Beachway Treatment Centers was losing $20,000 a month for every empty bed in their addiction treatment facility.

So Joanna Wiebe made a few changes to their copy that increased their conversion rate by 26%.

Now every bed is filled, and there’s a waiting list to get in.

Joanna is the founder of, which publishes copywriting guides that are designed to boost sales.

In her Mixergy course, she shows you how to write copy that converts visitors into paying customers. Here are three highlights from the course.

1. Get Them Over the Wall

Getting prospects to convert is like getting them over a brick wall, says Joanna.

“And with our copy, we’re trying to knock down a lot of those bricks to make the wall lower and get the person over to the other side, the paying side. Turn them from visitor to customer.”

But lowering the wall isn’t enough.

“Sometimes we have to do little things at the ultimate point of need, which is when you’re at a button and it’s the ultimate time to really pull out all the stops to get people to click that button [and convert],” says Joanna.

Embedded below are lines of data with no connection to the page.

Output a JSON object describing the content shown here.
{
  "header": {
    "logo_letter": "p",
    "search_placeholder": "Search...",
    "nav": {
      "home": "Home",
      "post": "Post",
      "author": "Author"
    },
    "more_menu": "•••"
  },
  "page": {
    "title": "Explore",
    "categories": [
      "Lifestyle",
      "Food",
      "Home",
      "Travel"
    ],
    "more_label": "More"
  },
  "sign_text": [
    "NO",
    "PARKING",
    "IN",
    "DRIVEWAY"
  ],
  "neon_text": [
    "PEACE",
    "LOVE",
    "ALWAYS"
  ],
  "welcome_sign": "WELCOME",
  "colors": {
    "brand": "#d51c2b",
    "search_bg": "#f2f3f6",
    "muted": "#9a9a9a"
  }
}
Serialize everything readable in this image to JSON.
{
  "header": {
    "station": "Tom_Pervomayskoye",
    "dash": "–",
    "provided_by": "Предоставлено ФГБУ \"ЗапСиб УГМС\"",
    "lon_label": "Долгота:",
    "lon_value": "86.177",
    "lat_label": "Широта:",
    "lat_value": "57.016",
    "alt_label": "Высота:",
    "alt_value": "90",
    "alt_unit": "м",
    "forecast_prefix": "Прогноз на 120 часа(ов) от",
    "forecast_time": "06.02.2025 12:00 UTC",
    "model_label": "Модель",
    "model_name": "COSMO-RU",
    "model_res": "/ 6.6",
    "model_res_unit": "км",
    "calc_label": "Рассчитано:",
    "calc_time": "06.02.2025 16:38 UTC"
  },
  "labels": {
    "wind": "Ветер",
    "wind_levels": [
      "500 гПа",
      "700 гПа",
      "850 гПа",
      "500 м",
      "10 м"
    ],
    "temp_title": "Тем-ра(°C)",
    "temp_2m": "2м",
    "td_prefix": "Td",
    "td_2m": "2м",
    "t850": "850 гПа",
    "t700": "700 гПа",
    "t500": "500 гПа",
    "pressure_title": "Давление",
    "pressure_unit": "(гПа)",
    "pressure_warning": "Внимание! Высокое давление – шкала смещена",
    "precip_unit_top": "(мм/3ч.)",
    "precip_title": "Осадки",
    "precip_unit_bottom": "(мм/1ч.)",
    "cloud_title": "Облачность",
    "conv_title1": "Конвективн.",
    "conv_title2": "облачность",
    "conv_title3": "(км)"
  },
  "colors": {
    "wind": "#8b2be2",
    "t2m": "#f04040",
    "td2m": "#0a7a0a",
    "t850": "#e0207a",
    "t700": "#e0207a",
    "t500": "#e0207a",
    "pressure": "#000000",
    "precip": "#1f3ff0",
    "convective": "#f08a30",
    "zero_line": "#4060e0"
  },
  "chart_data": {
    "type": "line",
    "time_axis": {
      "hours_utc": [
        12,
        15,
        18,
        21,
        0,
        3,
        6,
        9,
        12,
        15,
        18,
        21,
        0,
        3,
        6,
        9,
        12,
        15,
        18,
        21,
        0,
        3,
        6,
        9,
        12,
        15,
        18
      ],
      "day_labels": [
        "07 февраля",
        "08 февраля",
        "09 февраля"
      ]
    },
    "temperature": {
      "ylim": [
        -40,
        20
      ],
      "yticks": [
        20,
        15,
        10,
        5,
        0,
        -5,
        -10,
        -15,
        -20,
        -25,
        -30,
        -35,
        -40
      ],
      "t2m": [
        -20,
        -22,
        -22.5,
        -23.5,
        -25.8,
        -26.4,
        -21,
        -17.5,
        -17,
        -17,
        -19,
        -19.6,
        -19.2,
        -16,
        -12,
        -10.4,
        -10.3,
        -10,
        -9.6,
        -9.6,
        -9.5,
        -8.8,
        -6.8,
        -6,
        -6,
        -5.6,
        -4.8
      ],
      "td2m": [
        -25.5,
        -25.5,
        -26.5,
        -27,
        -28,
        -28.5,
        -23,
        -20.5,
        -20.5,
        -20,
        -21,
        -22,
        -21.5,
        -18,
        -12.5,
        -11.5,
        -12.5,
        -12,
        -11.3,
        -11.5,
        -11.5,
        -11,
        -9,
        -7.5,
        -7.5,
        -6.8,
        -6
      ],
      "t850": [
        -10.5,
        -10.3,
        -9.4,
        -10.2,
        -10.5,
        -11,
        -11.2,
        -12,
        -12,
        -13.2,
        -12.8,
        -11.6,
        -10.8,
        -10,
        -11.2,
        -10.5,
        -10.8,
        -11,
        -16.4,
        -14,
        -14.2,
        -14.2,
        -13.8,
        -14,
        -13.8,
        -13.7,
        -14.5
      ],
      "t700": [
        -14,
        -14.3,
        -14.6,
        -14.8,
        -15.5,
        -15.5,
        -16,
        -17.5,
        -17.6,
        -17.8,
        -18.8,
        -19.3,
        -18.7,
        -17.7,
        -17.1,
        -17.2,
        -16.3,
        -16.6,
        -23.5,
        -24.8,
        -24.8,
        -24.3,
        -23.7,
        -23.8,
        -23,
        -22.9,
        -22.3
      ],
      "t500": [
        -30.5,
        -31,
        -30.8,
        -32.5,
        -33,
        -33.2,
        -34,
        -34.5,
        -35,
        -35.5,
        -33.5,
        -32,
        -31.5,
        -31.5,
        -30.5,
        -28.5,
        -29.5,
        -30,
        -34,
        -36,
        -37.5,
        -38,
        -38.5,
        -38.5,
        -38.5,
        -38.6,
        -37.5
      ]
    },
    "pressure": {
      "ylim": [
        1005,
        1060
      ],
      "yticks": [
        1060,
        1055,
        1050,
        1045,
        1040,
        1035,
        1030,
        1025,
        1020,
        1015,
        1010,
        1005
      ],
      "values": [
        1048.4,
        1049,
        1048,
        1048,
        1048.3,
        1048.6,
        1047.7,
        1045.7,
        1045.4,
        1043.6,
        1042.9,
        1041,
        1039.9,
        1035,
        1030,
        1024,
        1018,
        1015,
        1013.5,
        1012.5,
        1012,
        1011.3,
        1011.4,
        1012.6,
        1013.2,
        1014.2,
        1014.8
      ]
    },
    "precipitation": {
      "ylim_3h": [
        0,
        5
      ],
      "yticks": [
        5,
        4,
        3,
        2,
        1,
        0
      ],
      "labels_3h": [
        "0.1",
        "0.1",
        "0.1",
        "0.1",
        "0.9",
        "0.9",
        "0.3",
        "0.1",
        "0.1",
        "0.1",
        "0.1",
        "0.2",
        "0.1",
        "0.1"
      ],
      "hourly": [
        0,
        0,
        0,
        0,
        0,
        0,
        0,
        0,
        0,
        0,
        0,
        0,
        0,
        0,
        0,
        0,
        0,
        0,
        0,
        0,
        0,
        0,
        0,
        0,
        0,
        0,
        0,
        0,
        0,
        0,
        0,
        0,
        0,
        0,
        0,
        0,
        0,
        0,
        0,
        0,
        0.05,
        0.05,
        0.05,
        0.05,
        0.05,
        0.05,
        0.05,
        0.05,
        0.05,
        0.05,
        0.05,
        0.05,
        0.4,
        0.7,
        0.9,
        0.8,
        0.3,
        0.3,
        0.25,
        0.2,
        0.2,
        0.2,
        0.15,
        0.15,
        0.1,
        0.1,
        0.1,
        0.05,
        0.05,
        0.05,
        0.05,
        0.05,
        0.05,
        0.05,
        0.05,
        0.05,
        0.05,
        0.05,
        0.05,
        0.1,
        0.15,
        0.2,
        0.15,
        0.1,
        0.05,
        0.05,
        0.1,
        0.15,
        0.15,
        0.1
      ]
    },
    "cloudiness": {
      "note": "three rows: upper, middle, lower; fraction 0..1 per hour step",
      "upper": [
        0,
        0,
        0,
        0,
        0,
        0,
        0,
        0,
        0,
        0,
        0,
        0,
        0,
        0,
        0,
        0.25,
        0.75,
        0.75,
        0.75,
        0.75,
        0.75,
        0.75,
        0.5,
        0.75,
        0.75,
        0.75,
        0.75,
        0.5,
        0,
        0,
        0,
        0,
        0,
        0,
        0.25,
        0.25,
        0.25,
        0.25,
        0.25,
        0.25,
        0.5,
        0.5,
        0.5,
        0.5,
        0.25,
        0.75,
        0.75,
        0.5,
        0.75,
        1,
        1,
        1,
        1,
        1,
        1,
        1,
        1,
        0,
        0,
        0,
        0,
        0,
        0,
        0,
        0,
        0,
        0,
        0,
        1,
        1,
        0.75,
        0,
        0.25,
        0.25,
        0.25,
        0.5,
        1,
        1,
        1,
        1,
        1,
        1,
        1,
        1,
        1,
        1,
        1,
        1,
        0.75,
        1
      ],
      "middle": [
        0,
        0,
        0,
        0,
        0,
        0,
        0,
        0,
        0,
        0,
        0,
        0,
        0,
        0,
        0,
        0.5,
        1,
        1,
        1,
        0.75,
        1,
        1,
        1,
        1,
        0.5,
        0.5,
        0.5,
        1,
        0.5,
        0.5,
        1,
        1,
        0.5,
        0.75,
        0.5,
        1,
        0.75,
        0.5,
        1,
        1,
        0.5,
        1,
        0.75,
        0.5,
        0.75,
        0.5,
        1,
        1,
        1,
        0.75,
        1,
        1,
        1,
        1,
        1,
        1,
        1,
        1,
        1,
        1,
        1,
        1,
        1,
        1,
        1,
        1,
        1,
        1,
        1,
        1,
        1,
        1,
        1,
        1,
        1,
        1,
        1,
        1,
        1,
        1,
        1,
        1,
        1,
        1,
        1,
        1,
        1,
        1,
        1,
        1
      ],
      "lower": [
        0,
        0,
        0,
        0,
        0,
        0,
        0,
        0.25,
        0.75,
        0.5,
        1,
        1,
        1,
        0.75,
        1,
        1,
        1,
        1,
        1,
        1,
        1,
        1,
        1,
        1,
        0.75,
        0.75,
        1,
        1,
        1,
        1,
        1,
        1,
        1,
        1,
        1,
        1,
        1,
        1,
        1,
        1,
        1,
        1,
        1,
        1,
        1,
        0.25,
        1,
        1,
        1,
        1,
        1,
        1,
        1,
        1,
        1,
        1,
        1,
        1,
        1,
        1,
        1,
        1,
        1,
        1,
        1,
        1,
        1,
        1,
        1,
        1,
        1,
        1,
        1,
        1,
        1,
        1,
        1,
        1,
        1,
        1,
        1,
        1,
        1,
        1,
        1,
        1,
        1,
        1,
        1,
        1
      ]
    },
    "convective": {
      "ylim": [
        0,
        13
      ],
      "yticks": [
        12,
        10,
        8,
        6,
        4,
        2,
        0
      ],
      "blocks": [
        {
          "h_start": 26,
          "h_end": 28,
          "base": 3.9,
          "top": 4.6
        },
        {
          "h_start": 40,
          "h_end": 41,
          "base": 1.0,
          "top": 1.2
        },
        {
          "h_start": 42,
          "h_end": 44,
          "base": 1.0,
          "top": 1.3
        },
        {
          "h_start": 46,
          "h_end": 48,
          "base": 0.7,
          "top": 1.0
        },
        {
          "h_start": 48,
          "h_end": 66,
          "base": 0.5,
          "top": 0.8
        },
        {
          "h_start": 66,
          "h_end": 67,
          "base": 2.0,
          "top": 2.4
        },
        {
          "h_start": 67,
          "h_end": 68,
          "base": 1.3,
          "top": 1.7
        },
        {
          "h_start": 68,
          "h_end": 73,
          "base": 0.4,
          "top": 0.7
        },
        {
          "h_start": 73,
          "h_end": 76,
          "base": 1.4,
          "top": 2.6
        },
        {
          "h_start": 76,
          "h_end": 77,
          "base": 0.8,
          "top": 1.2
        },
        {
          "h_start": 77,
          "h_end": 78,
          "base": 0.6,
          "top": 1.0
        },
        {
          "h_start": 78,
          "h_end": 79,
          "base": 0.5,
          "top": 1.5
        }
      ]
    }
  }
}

So how do you do that?

Pull Them Over the Wall

Offer incentives to convert. Joanna calls these incentives click triggers because they “trigger the click that gets the person over that wall.”

“They’re the bonuses, like 24/7 free support or support by e-mail and chat or support by phone,” she says. Other examples include free shipping or free shipping and returns.

“[Click triggers] are about positioning the right small message to get them to click that button,” says Joanna.

2. Give Them What They Really Want

Let’s say that you need customers to complete a registration form. Your goal is to get them to click on a button that says “Sign Up and Create Your Free Account”.

But visitors aren’t clicking on it. They get to the button and leave your site. So what gives?

The problem is that prospects don’t want to “sign up” or “create an account”, even if it is free. That sounds like too much work, so they lose interest or decide to do it later. But later never comes.

So how do you get them to click?

Empathize with Your Prospects

You have to replace friction words that make the process sound time-consuming or painful with words that describe what your customers really want.

In the “Sign Up and Create a Free Account” example, prospects have to create an account in the next step. But “they don’t want to create a free account,” says Joanna. “They just want to get started.”

3. Broadcast Your Intentions

What happens when your target customer can’t tell whether your product is right for them?, an Internet privacy service, was created for professionals who need a virtual privacy network, such as a journalist in China who doesn’t want their internet history tracked.

But a journalist couldn’t tell that from the website, says Joanna, so journalists weren’t converting.

To make matters worse, the site was attracting other kinds of visitors, such as gamers, even though wasn’t the best solution for them. Gamers were unlikely to convert and were increasing the bounce rate.

So how do you let the world know who your target customers are?

Court the 20%

Don’t write for 100% of your visitors. Write for the 20% who are most likely to convert.

For example, one change Joanna made on the site was to state, “It is ideally for foreign journalists, researchers, and investigators.”

“If I’m a foreign journalist or a researcher or an investigator,” says Joanna, “I arrive on this site, look at it, and think, ‘Yes, everything looks good, but is it right for me?’ Then right there it says, ‘It’s right for me.’”

Joanna says when you tell people they’ve arrived at the right place, you reduce bounce and increase conversions.

This article was written by April Dykman.